Problem details ->
An exact copy of every entry is needed, without any of the pictures.

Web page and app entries
************
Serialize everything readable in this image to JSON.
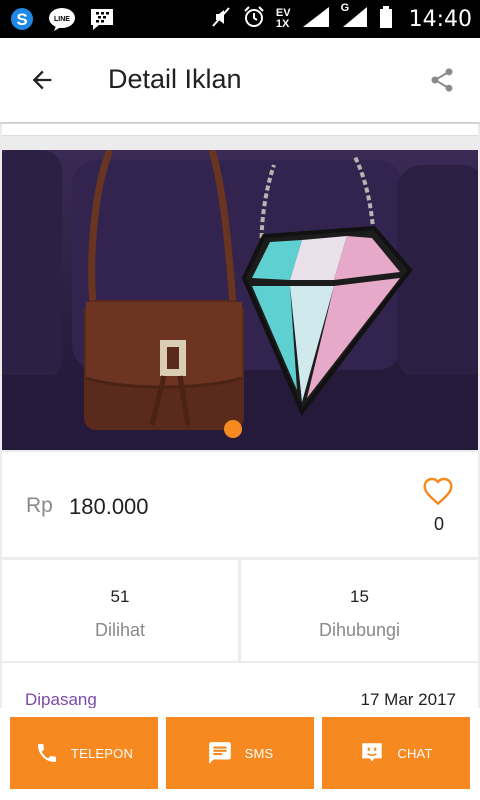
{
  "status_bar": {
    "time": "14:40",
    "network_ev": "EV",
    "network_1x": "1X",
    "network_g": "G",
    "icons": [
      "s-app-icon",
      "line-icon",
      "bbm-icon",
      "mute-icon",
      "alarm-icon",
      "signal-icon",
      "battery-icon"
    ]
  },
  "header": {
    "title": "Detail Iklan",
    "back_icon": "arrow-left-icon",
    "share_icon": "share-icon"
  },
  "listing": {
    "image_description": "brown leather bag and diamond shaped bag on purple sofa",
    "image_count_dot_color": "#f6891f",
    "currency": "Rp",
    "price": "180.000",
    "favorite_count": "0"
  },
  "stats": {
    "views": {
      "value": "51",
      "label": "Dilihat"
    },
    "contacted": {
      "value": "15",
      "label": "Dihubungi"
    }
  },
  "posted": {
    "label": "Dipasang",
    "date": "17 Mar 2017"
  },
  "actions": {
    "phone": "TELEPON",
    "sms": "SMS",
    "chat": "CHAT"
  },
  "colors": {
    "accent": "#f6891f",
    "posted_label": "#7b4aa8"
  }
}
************
Solution for this problem ->
Serialize everything readable in this image to JSON.
{
  "status_bar": {
    "time": "14:40",
    "network_ev": "EV",
    "network_1x": "1X",
    "network_g": "G",
    "icons": [
      "s-app-icon",
      "line-icon",
      "bbm-icon",
      "mute-icon",
      "alarm-icon",
      "signal-icon",
      "battery-icon"
    ]
  },
  "header": {
    "title": "Detail Iklan",
    "back_icon": "arrow-left-icon",
    "share_icon": "share-icon"
  },
  "listing": {
    "image_description": "brown leather bag and diamond shaped bag on purple sofa",
    "image_count_dot_color": "#f6891f",
    "currency": "Rp",
    "price": "180.000",
    "favorite_count": "0"
  },
  "stats": {
    "views": {
      "value": "51",
      "label": "Dilihat"
    },
    "contacted": {
      "value": "15",
      "label": "Dihubungi"
    }
  },
  "posted": {
    "label": "Dipasang",
    "date": "17 Mar 2017"
  },
  "actions": {
    "phone": "TELEPON",
    "sms": "SMS",
    "chat": "CHAT"
  },
  "colors": {
    "accent": "#f6891f",
    "posted_label": "#7b4aa8"
  }
}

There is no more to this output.